If your argument is that it is "to hard" to scan that many addresses, do you really think that in an age of 100Gbps broadband 100ghrz home PC's that will really be the barrier you think it is? Or better put: Over the possible lifetime of v6 will that barrier remain real? And the scanner merely has to get lucky once. Or they can have a zombie army of scanners that will be statistically guaranteed to get lucky at least once.On Fri, 1 Jul 2005, Mohacsi Janos wrote:This keeps coming up in each discussion about v6, 'what security measures' is never really defined in any real sense. As near as I can tell it's level of 'security' is no better (and probably worse at the outset, for the implementations not the protocol itself) than v4. I could be wrong, but I'm just not seeing any 'inherent security' in v6, and selling it that way is just a bad plan.Just name a few: - Possibility to end-to-end IPSec.exists in v4- Not feasible scanning of subnets remotelyeh... maybe, I'm not convinced this matters anyway.
As if they need to keep 128 bits for the tracking to be accurate.- Privacy enhanced addresses - not tracking usage based on addresses
If everybody gets /64 then I am certain trackers will be quite happy to limit their tracking to that, it will serve them the same purpose.
dhcp can do this for you (v4 has mechanisms for this)- Better ingress filteringright... because gear that filters so well in v4-land will filter so much better in v6-land? you == crazy. All those objections aside, I'd love to see v6 more fully deployed. I'm not sure I see how it's going to get beyond 'research' or 'play' land, except for some small cases, for quite some time. It's interesting that the flood gates on ip space are openning at IANA though, that should hasten the v6 takeup/deployment :)
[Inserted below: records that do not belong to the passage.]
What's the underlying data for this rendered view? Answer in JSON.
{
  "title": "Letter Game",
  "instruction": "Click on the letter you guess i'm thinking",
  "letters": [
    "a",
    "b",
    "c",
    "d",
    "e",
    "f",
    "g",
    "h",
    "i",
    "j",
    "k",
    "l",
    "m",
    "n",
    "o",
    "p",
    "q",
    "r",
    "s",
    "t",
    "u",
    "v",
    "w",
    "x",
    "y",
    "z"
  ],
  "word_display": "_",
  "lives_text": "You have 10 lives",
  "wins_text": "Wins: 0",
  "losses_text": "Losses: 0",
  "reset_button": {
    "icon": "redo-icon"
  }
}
IPv6 is a classic "second system". And now we are stuck with it.